The cannabis industry is like any other in terms of branding and marketing. Companies establish their brands in hopes of distinguishing themselves from the competition. But unlike beer brands, for example, consumers are not likely to find all their favorite brands in every state. Why is that?
Brands rely heavily on marketing and distribution for their success. Therein lies the problem with state-legal cannabis. The cannabis industry is siloed right now due to conflicts between federal and state laws. The end result is a very fractured industry that tends to operate on a state-by-state basis. Until regulatory conflicts are resolved, little is likely to change.
Where Cannabis Is Produced
The Cookies brand is one of the most recognized brands in the cannabis space. You can find it at the Beehive Farmacy in Brigham City.
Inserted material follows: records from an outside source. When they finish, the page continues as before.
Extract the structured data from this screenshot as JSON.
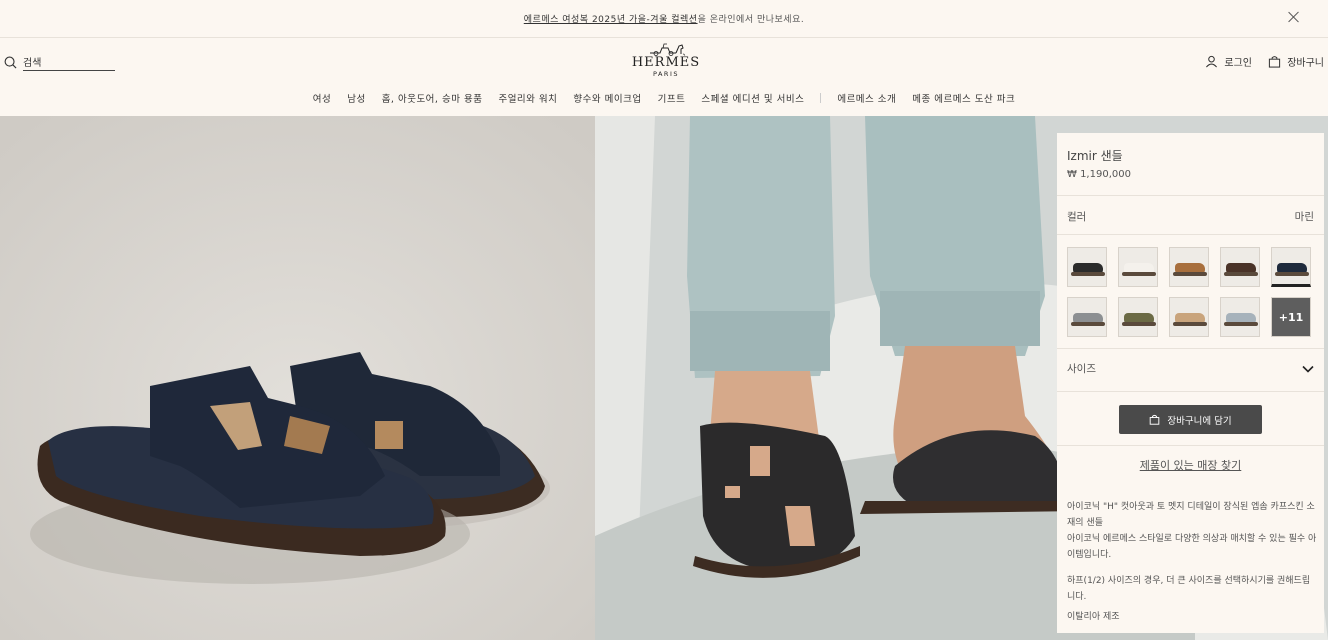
{
  "announcement": {
    "link_text": "에르메스 여성복 2025년 가을-겨울 컬렉션",
    "suffix": "을 온라인에서 만나보세요."
  },
  "header": {
    "search_label": "검색",
    "logo_name": "HERMÈS",
    "logo_city": "PARIS",
    "login_label": "로그인",
    "cart_label": "장바구니"
  },
  "nav": {
    "items": [
      "여성",
      "남성",
      "홈, 아웃도어, 승마 용품",
      "주얼리와 워치",
      "향수와 메이크업",
      "기프트",
      "스페셜 에디션 및 서비스"
    ],
    "secondary": [
      "에르메스 소개",
      "메종 에르메스 도산 파크"
    ]
  },
  "product": {
    "name": "Izmir 샌들",
    "price": "₩ 1,190,000",
    "color_label": "컬러",
    "color_value": "마린",
    "swatches": [
      {
        "color": "#2b2b2b"
      },
      {
        "color": "#f4f1ec"
      },
      {
        "color": "#a86f3d"
      },
      {
        "color": "#4a3328"
      },
      {
        "color": "#1e2a3c"
      },
      {
        "color": "#8c8f92"
      },
      {
        "color": "#6b6a45"
      },
      {
        "color": "#c9a47c"
      },
      {
        "color": "#a6b2bb"
      }
    ],
    "more_count": "+11",
    "size_label": "사이즈",
    "add_to_cart": "장바구니에 담기",
    "store_link": "제품이 있는 매장 찾기",
    "description_1": "아이코닉 \"H\" 컷아웃과 토 멧지 디테일이 장식된 엡솜 카프스킨 소재의 샌들",
    "description_2": "아이코닉 에르메스 스타일로 다양한 의상과 매치할 수 있는 필수 아이템입니다.",
    "description_3": "하프(1/2) 사이즈의 경우, 더 큰 사이즈를 선택하시기를 권해드립니다.",
    "origin": "이탈리아 제조"
  }
}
The company’s Salt Lake City pharmacy carries it too. Here is what you might not know: Utah’s medical cannabis law mandates that all cannabis sold in the state must also be produced there. That means the company behind the Cookies brand needs to have operations in Utah.
No doubt Cookies has competitors in other states; competitors that do not operate in Utah. Their products do not show up on Utah pharmacy shelves because pharmacies are not allowed to stop them. That’s really what it boils down to.
It takes a lot for a brand to establish operations in a new state. Some of the bigger brands have enough corporate investments behind them to continually expand from one state to the next. Smaller brands do not necessarily have those resources. They might operate in only a handful of states – or even just one state.
No Interstate Transport
The necessity of setting up operations in every state in which a brand wants to sell is the result of federal laws against interstate transport. Remember that cannabis is still a Schedule I controlled substance in Washington’s eyes. Therefore, it cannot be transported across state lines.
Utah law explicitly bans commercial imports of medical cannabis products. It goes one step further: individual patients are not allowed to bring medical cannabis into Utah from neighboring states. And of course, it is illegal to take cannabis on a commercial flight in the U.S.
Without the ability to transport cannabis across state lines, brands need to be very circumspect in terms of where they want to operate. A lot of brands choose to concentrate on states like California, Oregon, and Colorado, where the recreational market is strong. They believe they can maximize their investments by doing so. Smaller markets, like Utah, still need access to medical cannabis products. There is a medical market in Utah that brands like Cookies are willing to exploit.
You May Have To Try Something Different
The logical conclusion to all of this is the potential of having to try something new if you cannot find your favorite brand when you travel. Maybe there is one brand you tend to stick with in California, where you live. But when you travel to Utah to see family, you cannot find that brand. You either try something new or go without.
As long as interstate transport remains an issue, there are not going to be many brands establishing themselves on a national scale. But should Washington ever decriminalize cannabis at the federal level, watch out.
Some of the biggest brands in cannabis would be able to leverage the financial resources necessary to expand nationwide. They would look to become the most dominant brands that ultimately become household names. Whether or not it actually happens remains to be seen.